In a disaster setting, in the aftermath of an earthquake or tsunami for instance, there’s a high likelihood of destroyed buildings partially or completely surrounded by fires or flooding. These environmental conditions further complicate already tense rescue operations. Sometimes, the conditions are such that human rescue teams can’t enter an area where survivors might be present and in need of help. These sorts of scenarios are perfectly suited to robotic intervention, but there are challenges inherent in contemporary terrestrial robots which the team hopes to address through the addition of flight.
“Legged robots struggle with moving and waling on debris and even more in fire or into floods,” Pucci told SYFY WIRE. “Since we have humanoid robots which have a degree of terrestrial locomotion and a degree of manipulation, adding flight may be really effective for disaster response.”
The team is building their work off an existing robot called iCub, which looks a little bit like a certain friendly ghost we all know.

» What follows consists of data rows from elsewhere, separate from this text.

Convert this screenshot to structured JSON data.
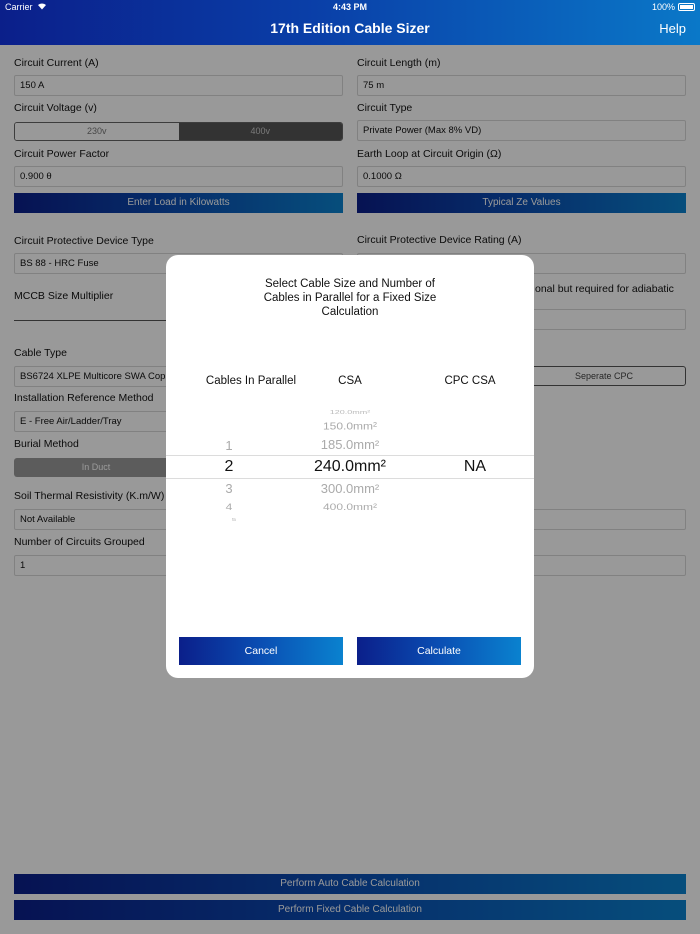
{
  "status_bar": {
    "carrier": "Carrier",
    "time": "4:43 PM",
    "battery": "100%"
  },
  "nav": {
    "title": "17th Edition Cable Sizer",
    "help": "Help"
  },
  "form": {
    "circuit_current": {
      "label": "Circuit Current (A)",
      "value": "150 A"
    },
    "circuit_length": {
      "label": "Circuit Length (m)",
      "value": "75 m"
    },
    "circuit_voltage": {
      "label": "Circuit Voltage (v)",
      "options": [
        "230v",
        "400v"
      ],
      "selected": "400v"
    },
    "circuit_type": {
      "label": "Circuit Type",
      "value": "Private Power (Max 8% VD)"
    },
    "power_factor": {
      "label": "Circuit Power Factor",
      "value": "0.900 θ"
    },
    "earth_loop": {
      "label": "Earth Loop at Circuit Origin (Ω)",
      "value": "0.1000 Ω"
    },
    "enter_load_button": "Enter Load in Kilowatts",
    "typical_ze_button": "Typical Ze Values",
    "protective_device_type": {
      "label": "Circuit Protective Device Type",
      "value": "BS 88 - HRC Fuse"
    },
    "protective_device_rating": {
      "label": "Circuit Protective Device Rating (A)"
    },
    "mccb_multiplier": {
      "label": "MCCB Size Multiplier"
    },
    "adiabatic_note": "onal but required for adiabatic",
    "cable_type": {
      "label": "Cable Type",
      "value": "BS6724 XLPE Multicore SWA Cop"
    },
    "separate_cpc_button": "Seperate CPC",
    "installation_method": {
      "label": "Installation Reference Method",
      "value": "E - Free Air/Ladder/Tray"
    },
    "burial_method": {
      "label": "Burial Method",
      "button": "In Duct"
    },
    "soil_resistivity": {
      "label": "Soil Thermal Resistivity (K.m/W)",
      "value": "Not Available"
    },
    "circuits_grouped": {
      "label": "Number of Circuits Grouped",
      "value": "1"
    }
  },
  "bottom_buttons": {
    "auto": "Perform Auto Cable Calculation",
    "fixed": "Perform Fixed Cable Calculation"
  },
  "modal": {
    "title_lines": [
      "Select Cable Size and Number of",
      "Cables in Parallel for a Fixed Size",
      "Calculation"
    ],
    "columns": [
      "Cables In Parallel",
      "CSA",
      "CPC CSA"
    ],
    "parallel_picker": {
      "above": [
        "1"
      ],
      "selected": "2",
      "below": [
        "3",
        "4",
        "5"
      ]
    },
    "csa_picker": {
      "above": [
        "120.0mm²",
        "150.0mm²",
        "185.0mm²"
      ],
      "selected": "240.0mm²",
      "below": [
        "300.0mm²",
        "400.0mm²"
      ]
    },
    "cpc_picker": {
      "selected": "NA"
    },
    "cancel_button": "Cancel",
    "calculate_button": "Calculate"
  }
}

The modified version of iCub, complete with a jet thruster on each of its four limbs, has been dubbed iRonCub for what we think are obvious and awesome reasons.
The team settled on jet thrusters instead of an alternative thrust option because of the physical economics of flight. That it looks really cool is an unintentional but welcome side effect.
“The energy density of jet fuel is much higher than batteries powering electrical motors. Humanoid robots are much heavier than drones or quadrotors, so you need an energy source which can provide enough thrust and enough flight time,” Pucci said.
Getting iRonCub off the ground with four small jet engines isn’t much of a challenge. You can lift basically anything if you put enough combustive power underneath it. Getting it into the air and keeping it in the air in a controlled way is where the fun begins. The team is facing similar challenges to any flying craft powered by multiple engines, that of ensuring the right amount of force is coming from the right areas at the right times. The algorithms they’ve developed are intended to help in that regard.
“You have to find a control algorithm for the robot to understand how to place its limbs in order to achieve flight. You have to know the amount of thrust generated by each of the thrusters,” Pucci said. “If one is pushing 2 kilos and the other 10 kilos then you have to regulate them.”
The work the team at IIT is doing also hopes to address more fundamental evolutionary questions like why humans don’t have wings, by understanding the challenges inherent in granting flight to an object with a similar body plan to ours. They’re also working on alternative applications for their control algorithms outside of humanoid robotics.
“We would like to develop these jet-powered boxes which could contain drugs or food and can be deployed quickly into locations hit by disasters. We’re also looking at flying elevators which could get close to buildings, then people could simply step onto them and be brought to the ground,” Pucci said.
Tony Stark might have been able to figure all of this out in a cave with a box of scraps, but the team at IIT and their iRonCub might be the next best thing.